(Input material)
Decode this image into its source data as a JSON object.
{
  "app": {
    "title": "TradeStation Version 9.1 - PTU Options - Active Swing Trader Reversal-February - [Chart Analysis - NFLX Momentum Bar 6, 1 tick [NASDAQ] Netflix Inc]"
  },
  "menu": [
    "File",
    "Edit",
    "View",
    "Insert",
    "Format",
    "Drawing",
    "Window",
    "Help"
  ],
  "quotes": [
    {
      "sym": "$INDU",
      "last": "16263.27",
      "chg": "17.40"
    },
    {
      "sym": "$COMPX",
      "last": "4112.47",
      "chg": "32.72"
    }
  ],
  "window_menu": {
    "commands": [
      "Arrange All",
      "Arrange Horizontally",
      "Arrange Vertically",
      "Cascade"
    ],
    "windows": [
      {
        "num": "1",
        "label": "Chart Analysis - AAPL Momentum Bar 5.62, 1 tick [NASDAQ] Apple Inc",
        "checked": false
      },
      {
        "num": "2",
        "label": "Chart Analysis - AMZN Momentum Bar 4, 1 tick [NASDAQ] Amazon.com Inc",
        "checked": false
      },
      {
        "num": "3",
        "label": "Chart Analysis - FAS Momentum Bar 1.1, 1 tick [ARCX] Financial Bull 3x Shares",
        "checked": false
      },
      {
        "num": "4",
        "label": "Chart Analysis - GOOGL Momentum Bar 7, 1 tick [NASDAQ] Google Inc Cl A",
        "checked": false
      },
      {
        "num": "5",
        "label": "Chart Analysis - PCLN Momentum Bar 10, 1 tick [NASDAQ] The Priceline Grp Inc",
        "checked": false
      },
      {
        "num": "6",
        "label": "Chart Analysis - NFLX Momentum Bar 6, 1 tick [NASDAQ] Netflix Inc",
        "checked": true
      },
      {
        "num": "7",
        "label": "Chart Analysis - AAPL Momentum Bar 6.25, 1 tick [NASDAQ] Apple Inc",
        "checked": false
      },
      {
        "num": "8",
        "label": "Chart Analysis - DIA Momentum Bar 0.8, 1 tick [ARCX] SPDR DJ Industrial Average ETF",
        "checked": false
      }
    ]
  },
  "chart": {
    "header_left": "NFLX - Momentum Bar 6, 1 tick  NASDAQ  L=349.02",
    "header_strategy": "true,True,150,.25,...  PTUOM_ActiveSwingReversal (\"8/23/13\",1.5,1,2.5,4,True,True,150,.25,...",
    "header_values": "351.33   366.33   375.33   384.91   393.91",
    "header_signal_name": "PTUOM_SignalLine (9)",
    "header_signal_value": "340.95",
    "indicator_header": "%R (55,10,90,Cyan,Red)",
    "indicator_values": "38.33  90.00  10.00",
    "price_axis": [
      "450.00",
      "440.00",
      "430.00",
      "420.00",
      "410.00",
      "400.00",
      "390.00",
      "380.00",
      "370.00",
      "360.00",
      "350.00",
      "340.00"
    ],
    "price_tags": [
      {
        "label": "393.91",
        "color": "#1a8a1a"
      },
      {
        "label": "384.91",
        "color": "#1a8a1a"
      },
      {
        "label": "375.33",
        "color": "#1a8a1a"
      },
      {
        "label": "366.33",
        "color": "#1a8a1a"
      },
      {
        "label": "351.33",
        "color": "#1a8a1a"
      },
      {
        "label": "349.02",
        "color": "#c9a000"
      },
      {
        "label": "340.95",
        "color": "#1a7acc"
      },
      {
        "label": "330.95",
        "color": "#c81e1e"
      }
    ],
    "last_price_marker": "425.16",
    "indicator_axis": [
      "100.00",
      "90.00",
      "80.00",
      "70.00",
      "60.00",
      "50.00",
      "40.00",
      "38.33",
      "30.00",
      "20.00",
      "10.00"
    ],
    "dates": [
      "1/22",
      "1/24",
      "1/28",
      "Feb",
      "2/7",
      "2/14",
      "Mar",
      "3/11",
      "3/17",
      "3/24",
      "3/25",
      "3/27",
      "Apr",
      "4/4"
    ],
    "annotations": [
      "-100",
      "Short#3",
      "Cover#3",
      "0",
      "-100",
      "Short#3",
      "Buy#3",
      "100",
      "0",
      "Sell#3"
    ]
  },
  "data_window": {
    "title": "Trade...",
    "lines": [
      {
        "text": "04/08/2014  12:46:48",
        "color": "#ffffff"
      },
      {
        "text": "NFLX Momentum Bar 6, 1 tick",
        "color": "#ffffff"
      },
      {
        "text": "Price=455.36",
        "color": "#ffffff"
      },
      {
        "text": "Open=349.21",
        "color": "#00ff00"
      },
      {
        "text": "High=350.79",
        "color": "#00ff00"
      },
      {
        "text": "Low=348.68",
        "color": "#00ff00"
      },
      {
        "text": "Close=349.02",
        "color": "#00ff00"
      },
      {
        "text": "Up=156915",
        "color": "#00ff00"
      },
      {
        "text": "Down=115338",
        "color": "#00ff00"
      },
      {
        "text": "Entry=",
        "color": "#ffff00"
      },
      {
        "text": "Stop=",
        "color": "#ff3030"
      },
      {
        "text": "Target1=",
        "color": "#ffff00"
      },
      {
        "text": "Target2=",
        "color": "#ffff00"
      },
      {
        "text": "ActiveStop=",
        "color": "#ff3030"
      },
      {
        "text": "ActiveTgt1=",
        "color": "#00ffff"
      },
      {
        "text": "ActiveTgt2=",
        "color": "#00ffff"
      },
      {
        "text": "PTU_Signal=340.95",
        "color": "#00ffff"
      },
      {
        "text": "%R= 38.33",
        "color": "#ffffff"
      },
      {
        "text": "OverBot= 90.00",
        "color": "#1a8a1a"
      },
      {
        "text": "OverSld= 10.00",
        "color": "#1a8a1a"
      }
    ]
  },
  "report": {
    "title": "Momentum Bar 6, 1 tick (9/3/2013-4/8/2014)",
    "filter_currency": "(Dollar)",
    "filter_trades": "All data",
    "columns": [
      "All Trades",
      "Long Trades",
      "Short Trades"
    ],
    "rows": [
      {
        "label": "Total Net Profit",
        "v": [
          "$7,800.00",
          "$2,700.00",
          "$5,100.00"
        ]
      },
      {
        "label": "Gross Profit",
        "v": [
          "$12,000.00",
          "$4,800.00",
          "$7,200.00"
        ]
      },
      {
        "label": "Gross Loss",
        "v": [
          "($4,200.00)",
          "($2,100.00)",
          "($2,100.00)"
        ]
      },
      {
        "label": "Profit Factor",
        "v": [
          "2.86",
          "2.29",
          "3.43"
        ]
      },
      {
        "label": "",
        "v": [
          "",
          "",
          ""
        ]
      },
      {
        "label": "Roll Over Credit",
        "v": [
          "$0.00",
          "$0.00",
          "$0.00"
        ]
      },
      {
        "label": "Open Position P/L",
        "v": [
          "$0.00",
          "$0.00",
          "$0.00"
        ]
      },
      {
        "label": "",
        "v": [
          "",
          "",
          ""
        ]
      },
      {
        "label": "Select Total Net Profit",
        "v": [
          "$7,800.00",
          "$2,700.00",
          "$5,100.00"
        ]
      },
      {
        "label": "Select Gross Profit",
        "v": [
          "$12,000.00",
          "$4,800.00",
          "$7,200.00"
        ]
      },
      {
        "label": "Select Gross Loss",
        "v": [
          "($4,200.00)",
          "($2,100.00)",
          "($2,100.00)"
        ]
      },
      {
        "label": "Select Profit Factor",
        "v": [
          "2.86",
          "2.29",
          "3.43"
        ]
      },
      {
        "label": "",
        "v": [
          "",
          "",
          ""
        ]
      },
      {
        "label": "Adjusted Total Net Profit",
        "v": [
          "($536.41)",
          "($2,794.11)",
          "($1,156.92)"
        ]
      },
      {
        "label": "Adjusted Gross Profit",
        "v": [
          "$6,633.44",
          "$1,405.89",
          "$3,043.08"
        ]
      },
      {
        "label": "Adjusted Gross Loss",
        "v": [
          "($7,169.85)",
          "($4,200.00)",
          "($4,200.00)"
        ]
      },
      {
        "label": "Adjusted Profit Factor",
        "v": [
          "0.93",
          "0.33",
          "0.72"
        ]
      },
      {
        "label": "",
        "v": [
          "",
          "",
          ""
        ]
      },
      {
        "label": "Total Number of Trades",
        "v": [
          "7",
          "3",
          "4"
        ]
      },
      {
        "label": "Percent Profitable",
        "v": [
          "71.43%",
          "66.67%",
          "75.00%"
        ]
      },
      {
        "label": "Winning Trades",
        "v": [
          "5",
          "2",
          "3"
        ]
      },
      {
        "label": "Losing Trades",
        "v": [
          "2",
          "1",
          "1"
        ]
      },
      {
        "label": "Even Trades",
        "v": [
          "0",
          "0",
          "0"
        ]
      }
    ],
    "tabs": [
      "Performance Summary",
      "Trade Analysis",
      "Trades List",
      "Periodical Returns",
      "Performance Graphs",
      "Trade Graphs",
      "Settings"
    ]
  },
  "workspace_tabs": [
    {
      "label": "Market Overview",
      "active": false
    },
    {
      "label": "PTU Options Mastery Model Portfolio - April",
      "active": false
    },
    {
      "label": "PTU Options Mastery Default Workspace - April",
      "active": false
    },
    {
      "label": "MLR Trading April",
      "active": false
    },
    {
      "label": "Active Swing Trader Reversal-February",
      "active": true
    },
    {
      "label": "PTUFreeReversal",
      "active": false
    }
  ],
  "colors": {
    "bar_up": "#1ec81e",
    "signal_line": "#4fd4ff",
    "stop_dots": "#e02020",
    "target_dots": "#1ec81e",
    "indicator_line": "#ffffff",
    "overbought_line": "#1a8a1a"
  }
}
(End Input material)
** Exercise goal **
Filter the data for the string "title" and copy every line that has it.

** Answer to this exercise **
    "title": "TradeStation Version 9.1 - PTU Options - Active Swing Trader Reversal-February - [Chart Analysis - NFLX Momentum Bar 6, 1 tick [NASDAQ] Netflix Inc]"
    "title": "Trade...",
    "title": "Momentum Bar 6, 1 tick (9/3/2013-4/8/2014)",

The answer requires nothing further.